4. Remember the importance of setting a good example yourself. If you're constantly dieting, using food to cope with your emotions or talking about losing weight, you might have a hard time encouraging your teenage daughter to eat a healthy diet or feel satisfied with her appearance. Instead, make conscious choices about your lifestyle and take pride in your body.

5. Promote a healthy body image. Talk to your child about her self-image and offer reassurance that healthy body shapes vary. Don't allow hurtful nicknames or jokes based on a person's physical characteristics. Avoid making comments about another person based on weight or body shape.

6. If your teenager is diagnosed with an eating disorder, treatment will likely involve a type of family therapy that helps you work with daughter to improve her eating habits, reach a healthy weight, and manage other symptoms. Sometimes medication is prescribed to treat accompanying mental health conditions (e.g., depression, anxiety, obsessive-compulsive disorder, etc.). In severe cases, hospitalization might be needed.
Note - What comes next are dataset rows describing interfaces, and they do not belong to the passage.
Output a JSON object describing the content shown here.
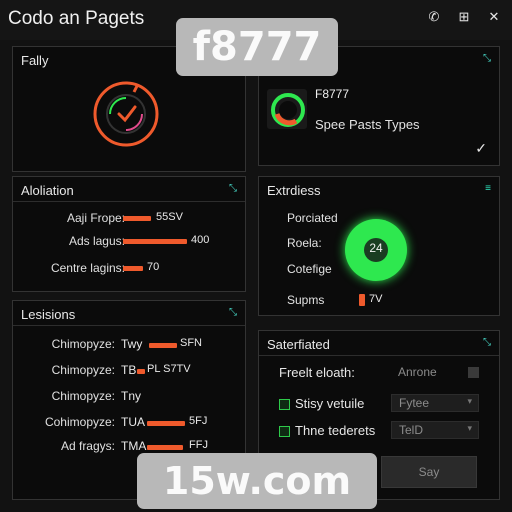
{
  "app": {
    "title": "Codo an Pagets"
  },
  "window_controls": [
    "phone-icon",
    "grid-icon",
    "close-icon"
  ],
  "watermark_top": "f8777",
  "watermark_bottom": "15w.com",
  "panel_fally": {
    "title": "Fally"
  },
  "panel_f8777": {
    "name": "F8777",
    "subtitle": "Spee Pasts Types",
    "check": "✓"
  },
  "panel_aloliation": {
    "title": "Aloliation",
    "rows": [
      {
        "label": "Aaji Frope:",
        "value": "55SV",
        "level": 0.38
      },
      {
        "label": "Ads lagus:",
        "value": "400",
        "level": 0.88
      },
      {
        "label": "Centre lagins:",
        "value": "70",
        "level": 0.28
      }
    ]
  },
  "panel_extrdiess": {
    "title": "Extrdiess",
    "labels": [
      "Porciated",
      "Roela:",
      "Cotefige",
      "Supms"
    ],
    "dial_value": "24",
    "supms_value": "7V"
  },
  "panel_lesisions": {
    "title": "Lesisions",
    "rows": [
      {
        "label": "Chimopyze:",
        "mid": "Twy",
        "value": "SFN",
        "level": 0.5
      },
      {
        "label": "Chimopyze:",
        "mid": "TB",
        "value": "PL S7TV",
        "level": 0.2
      },
      {
        "label": "Chimopyze:",
        "mid": "Tny",
        "value": "",
        "level": 0
      },
      {
        "label": "Cohimopyze:",
        "mid": "TUA",
        "value": "5FJ",
        "level": 0.7
      },
      {
        "label": "Ad fragys:",
        "mid": "TMA",
        "value": "FFJ",
        "level": 0.65
      }
    ]
  },
  "panel_saterfiated": {
    "title": "Saterfiated",
    "row1": {
      "label": "Freelt eloath:",
      "value": "Anrone"
    },
    "row2": {
      "label": "Stisy vetuile",
      "value": "Fytee"
    },
    "row3": {
      "label": "Thne tederets",
      "value": "TelD"
    },
    "button": "Say"
  },
  "colors": {
    "accent_orange": "#ef5a2c",
    "accent_green": "#2ee84f",
    "accent_teal": "#46d7c6"
  }
}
7. If you suspect that your teenage daughter has an eating disorder (e.g., you've noticed baggy clothes to hide weight loss, or perhaps excessive exercise, or reluctance to eat meals with the family), then start the conversation about body image. Encourage your adolescent to open up about her problems and concerns.

8. Foster self-esteem. Respect your daughter’s accomplishments, and support her goals. Listen when she speaks. Look for positive qualities (e.g., curiosity, generosity, sense of humor, etc.). Remind your adolescent that your love and acceptance is unconditional — not based on her weight or appearance.

9. Encourage reasonable eating habits. Talk to your teenage daughter about how diet can affect her health, appearance and energy level. Encourage her to eat when she is hungry. Make a habit of eating together as a family.

10. Discuss media messages. Television programs, movies, websites and other media might send your teenager the message that only a certain body type is acceptable. Encourage your child to talk about and question what she has seen or heard — especially from websites or other sources that promote anorexia as a lifestyle choice, rather than an eating disorder.

My Out-of-Control Teen: Help for Parents

No comments:

Articles

Parenting Rebellious Teens

One day you wake up and find that life has changed forever. Instead of greeting you with a hug, your little boy rolls his eyes when you say "good morning" and shouts, "You're ruining my life!" You may think you've stepped into the Twilight Zone, but you've actually been thrust into your son's teen years.

During adolescence, teens start to break away from parents and become "their own person." Some talk back, ignore rules and slack off at school. Others may sneak out or break curfew. Still others experiment with alcohol, tobacco or drugs. So how can you tell the difference between normal teen rebellion versus dangerous behavior? And what's the best way for a parent to respond?

Click here for full article...

Oppositional Defiant Disorder (ODD)

Many families of defiant children live in a home that has become a battleground. In the beginning, the daily struggles can be expected. After all, we knew that problems would occur. Initially, stress can be so subtle that we lose sight of a war, which others do not realize is occurring. We honestly believe that we can work through the problems.

Outbursts, rages, and strife become a way of life (an emotionally unhealthy way of life). We set aside our own needs and focus on the needs of our children. But what does it cost us?

Click here for the full article...

The Strong-Willed Out-of-Control Teen

The standard disciplinary techniques that are recommended for “typical” teenagers do not take into account the many issues facing teens with serious behavioral problems. Disrespect, anger, violent rages, self-injury, running away from home, school failure, hanging-out with the wrong crowd, drug abuse, theft, and legal problems are just some of the behaviors that parents of defiant teens will have to learn to control.

Click here for the full article...

Online Parenting Coach - Syndicated Content